For the most part, Treasury Nominee Steven Mnuchin's five-hour confirmation hearing on January 19, 2017 focused on responding probing questions about his past associations and financial reporting oversights. Amid the sparring, however, Mnuchin was able to reveal a bit about his plans for Dodd-Frank, the Volcker Rule, and his thoughts on the future of financial regulation. Most notably, the wholesale repeal of Dodd-Frank promised during the election campaign does not appear to be on his agenda. While he believes some aspects of Dodd-Frank regulations have gone too far and are stifling growth, Mr. Mnuchin said that rather than rolling back regulations, he favored placing limits on the existing framework to make it fairer, particularly to smaller financial firms.
Overall, Mnuchin said his goal with regard to financial regulation was to "work diligently to limit regulations, lower taxes on hardworking Americans and small businesses, and get the engine of economic growth firing on all cylinders once again.” Mr. Mnuchin was not questioned deeply on how he would achieve his goal, but did shed some light on certain aspects of the approach he would take in limiting regulation.
Community Banks. According to Mr. Mnuchin, “regulation is killing community banks.” He said he would like to place limits on the the Financial Stability Oversight Council (FSOC) where its oversight might hurt smaller and community banks.
Volcker Rule. Mr. Mnuchin testified that he supports the goals of the Volcker Rule. But the rule is cumbersome, unclear, and difficult for banks to implement. “I support the Volcker Rule, but there needs to be proper definition around the Volcker Rule so that banks can understand exactly what they can do and what they can’t do. . .The concept for proprietary trading doesn’t fit banks that are FDIC insured.”

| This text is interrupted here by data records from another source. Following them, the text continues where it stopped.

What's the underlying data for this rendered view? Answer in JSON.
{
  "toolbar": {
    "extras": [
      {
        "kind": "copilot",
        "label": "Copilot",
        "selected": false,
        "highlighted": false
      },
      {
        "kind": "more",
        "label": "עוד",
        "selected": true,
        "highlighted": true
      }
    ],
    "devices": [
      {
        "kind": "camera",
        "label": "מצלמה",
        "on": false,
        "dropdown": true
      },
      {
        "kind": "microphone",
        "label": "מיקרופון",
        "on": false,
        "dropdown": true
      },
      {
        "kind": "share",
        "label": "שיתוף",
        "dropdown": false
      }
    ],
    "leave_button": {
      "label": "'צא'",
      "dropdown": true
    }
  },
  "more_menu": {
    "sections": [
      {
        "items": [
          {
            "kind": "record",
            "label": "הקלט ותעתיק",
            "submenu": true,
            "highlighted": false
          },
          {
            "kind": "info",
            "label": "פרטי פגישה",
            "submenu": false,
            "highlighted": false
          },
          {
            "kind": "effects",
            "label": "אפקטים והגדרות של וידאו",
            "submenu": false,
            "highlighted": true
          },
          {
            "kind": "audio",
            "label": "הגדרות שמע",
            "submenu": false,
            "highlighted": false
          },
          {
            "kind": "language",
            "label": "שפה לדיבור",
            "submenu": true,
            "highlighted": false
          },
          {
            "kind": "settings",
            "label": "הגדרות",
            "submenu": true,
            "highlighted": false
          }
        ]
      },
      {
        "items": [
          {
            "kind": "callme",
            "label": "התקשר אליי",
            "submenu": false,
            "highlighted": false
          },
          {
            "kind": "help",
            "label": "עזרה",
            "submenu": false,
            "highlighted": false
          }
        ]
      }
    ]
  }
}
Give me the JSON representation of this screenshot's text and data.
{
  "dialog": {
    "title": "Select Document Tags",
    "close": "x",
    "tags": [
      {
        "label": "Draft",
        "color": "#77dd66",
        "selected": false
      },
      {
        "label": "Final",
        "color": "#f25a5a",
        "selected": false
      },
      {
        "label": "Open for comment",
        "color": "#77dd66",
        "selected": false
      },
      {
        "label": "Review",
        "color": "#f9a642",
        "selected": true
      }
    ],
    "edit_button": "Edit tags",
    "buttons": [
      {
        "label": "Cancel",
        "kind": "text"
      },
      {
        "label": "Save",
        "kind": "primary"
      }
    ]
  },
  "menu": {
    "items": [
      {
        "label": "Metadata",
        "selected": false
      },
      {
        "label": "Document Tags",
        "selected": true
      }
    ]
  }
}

Mr. Mnuchin said that he wants to improve Volcker Rule so that it is easier for banks to comply with and dealing with the Volker Rule’s unintended effect on liquidity (citing a recent Fed study on how the Volcker Rule is harming bond liquidity).
Glass-Steagall 2.0. During the campaign, President Trump floated the idea of bringing back Glass-Steagall, an idea that was ultimately added as a plank in the Republican platform. Mnuchin testified that he does "not support going back to Glass-Steagall as is,” because doing so “would have very big implications to the liquidity and capital markets and banks being able to complete necessary lending.” Rather, Mnuchin says he supports a “21st Century Glass-Steagall,” perhaps through redefining the Volcker Rule.
CFPB. Mr. Mnuchin testified that he does not favor dismantling the Consumer Financial Protection Bureau, but would merely change the way the agency is funded to increase Congressional oversight.